Actually, the pins were a potpourri of difficult, medium and relatively easy. Long-time Aronimink member Jay Sigel counted a handful of tough placements and some rather benign ones. Five holes played under par in the first round.
But the other holes made up for the five subpar ones. The toughest turned out to be the 198-yard par-3 17th where, if you missed your spot going at a left pin, the ball would spin back down the slope at the front of the green, through a shaved bank and into the water.
One of the eight unfortunates whose ball found the water was Tiger Woods, who was trying to keep together his round after bogeys at 14 and 16. His ball hit into the bank short of the green and rolled back into the drink.
"The line was center of the green, wind coming off the left, just hit a full hard one," said Woods, who finished with a 73. "But I had to keep it down to make sure I carried the front and overcooked it trying to keep it down and draw it."
The hole also was of interest to Joe Ogilvie, one of the first-round co-leaders who made a par there and suggested officials shorten the hole to give more players a chance at birdie.
"They're going to play the left pin, according to one of the rules officials," he said. "If you're going to play the left pin, you play it at 125, 130 yards. I think today it was 198 pin, 183 front. If you pull it at all, you've got 193 to carry that left side. If you hit it 1921/2, you're dropping, and probably making double.
"It's just a hole that you're not going to hit it very close, and if you do, it's probably a mistake."
Aronimink is the seventh par-70 course utilized for a 72-hole PGA Tour event this year, and its stroke average of 71.392 ranked it second. Twenty-one players broke par in the morning group, and 13 did so in the afternoon, when the wind picked up and the fairways and greens were getting firm.
"It was tough to get it close on my last nine," said Carl Pettersson, one of six players standing one shot off the lead. "The pins were tucked, the greens were firm, and the wind was up and down. It was tough to get the direction right."
But all in all, the players generally liked the Donald Ross layout, which was restored to more of its original specifications during a project that concluded in 2003.
"It's an old-style classic golf course," Ogilvie said. "You've got a hole like 17 where it's not . . . I wouldn't consider classic. It's not a bad hole. It's just sort of a scary hole more than anything else. Having that left part shaved . . . they didn't make mowers that short back in the early 1900s.
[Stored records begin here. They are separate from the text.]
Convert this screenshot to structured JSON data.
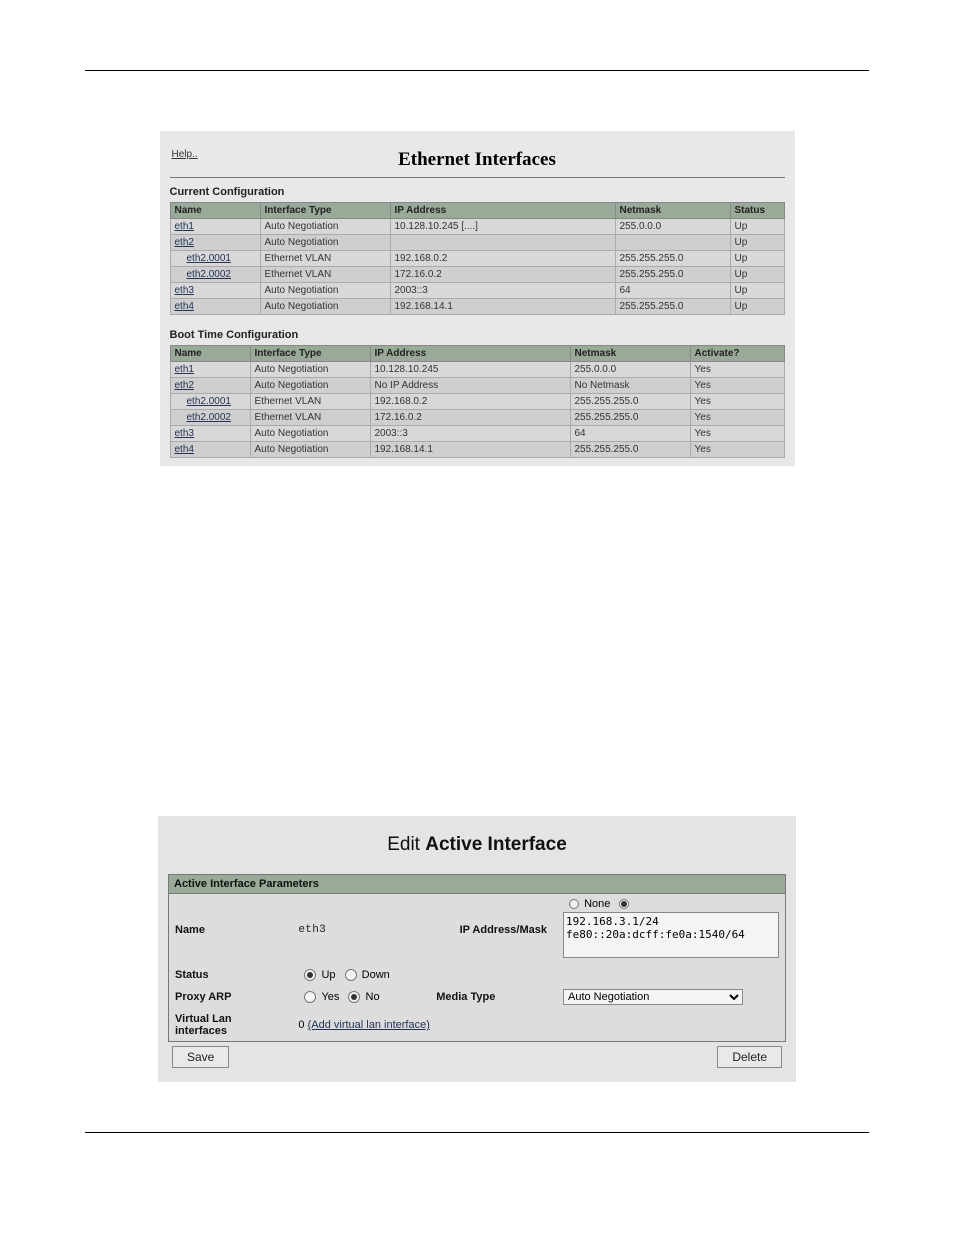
{
  "panel1": {
    "help_label": "Help..",
    "title": "Ethernet Interfaces",
    "current_title": "Current Configuration",
    "boot_title": "Boot Time Configuration",
    "current_headers": [
      "Name",
      "Interface Type",
      "IP Address",
      "Netmask",
      "Status"
    ],
    "boot_headers": [
      "Name",
      "Interface Type",
      "IP Address",
      "Netmask",
      "Activate?"
    ],
    "current_rows": [
      {
        "name": "eth1",
        "indent": false,
        "type": "Auto Negotiation",
        "ip": "10.128.10.245 [....]",
        "mask": "255.0.0.0",
        "status": "Up"
      },
      {
        "name": "eth2",
        "indent": false,
        "type": "Auto Negotiation",
        "ip": "",
        "mask": "",
        "status": "Up"
      },
      {
        "name": "eth2.0001",
        "indent": true,
        "type": "Ethernet VLAN",
        "ip": "192.168.0.2",
        "mask": "255.255.255.0",
        "status": "Up"
      },
      {
        "name": "eth2.0002",
        "indent": true,
        "type": "Ethernet VLAN",
        "ip": "172.16.0.2",
        "mask": "255.255.255.0",
        "status": "Up"
      },
      {
        "name": "eth3",
        "indent": false,
        "type": "Auto Negotiation",
        "ip": "2003::3",
        "mask": "64",
        "status": "Up"
      },
      {
        "name": "eth4",
        "indent": false,
        "type": "Auto Negotiation",
        "ip": "192.168.14.1",
        "mask": "255.255.255.0",
        "status": "Up"
      }
    ],
    "boot_rows": [
      {
        "name": "eth1",
        "indent": false,
        "type": "Auto Negotiation",
        "ip": "10.128.10.245",
        "mask": "255.0.0.0",
        "status": "Yes"
      },
      {
        "name": "eth2",
        "indent": false,
        "type": "Auto Negotiation",
        "ip": "No IP Address",
        "mask": "No Netmask",
        "status": "Yes"
      },
      {
        "name": "eth2.0001",
        "indent": true,
        "type": "Ethernet VLAN",
        "ip": "192.168.0.2",
        "mask": "255.255.255.0",
        "status": "Yes"
      },
      {
        "name": "eth2.0002",
        "indent": true,
        "type": "Ethernet VLAN",
        "ip": "172.16.0.2",
        "mask": "255.255.255.0",
        "status": "Yes"
      },
      {
        "name": "eth3",
        "indent": false,
        "type": "Auto Negotiation",
        "ip": "2003::3",
        "mask": "64",
        "status": "Yes"
      },
      {
        "name": "eth4",
        "indent": false,
        "type": "Auto Negotiation",
        "ip": "192.168.14.1",
        "mask": "255.255.255.0",
        "status": "Yes"
      }
    ]
  },
  "panel2": {
    "title_prefix": "Edit ",
    "title_bold": "Active Interface",
    "box_title": "Active Interface Parameters",
    "labels": {
      "name": "Name",
      "ip": "IP Address/Mask",
      "status": "Status",
      "proxy": "Proxy ARP",
      "media": "Media Type",
      "vlan": "Virtual Lan interfaces"
    },
    "name_value": "eth3",
    "none_label": "None",
    "ip_value": "192.168.3.1/24\nfe80::20a:dcff:fe0a:1540/64",
    "status_up": "Up",
    "status_down": "Down",
    "proxy_yes": "Yes",
    "proxy_no": "No",
    "media_value": "Auto Negotiation",
    "vlan_count": "0",
    "vlan_link": "(Add virtual lan interface)",
    "save_label": "Save",
    "delete_label": "Delete"
  }
}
"It really fits my eye. To me it looks like Baltusrol, at least the last time we played the PGA Championship there. So you have a lot of wedges here. You've got your opportunities to make some birdies, but they could put 18 pins where you just can't go for them. They could set this course up extremely difficult."
It remains to be seen how difficult officials will set up the course in the next three days. With little chance of rain and gradually warming temperatures, the layout could get pretty firm, and pars could get more elusive as we go on.
If that happens, you probably could forget about any player getting 10 or more under par.
Furyk didn't want to venture a guess.
"It's hard to tell right now a winning score," he said. "It's going to depend on how they want to bake the course out. If it gets firm and fast and the greens get even more difficult throughout the week, then the scores are going to come backwards."
Contact staff writer Joe Juliano at 215-854-4494 or email@example.com.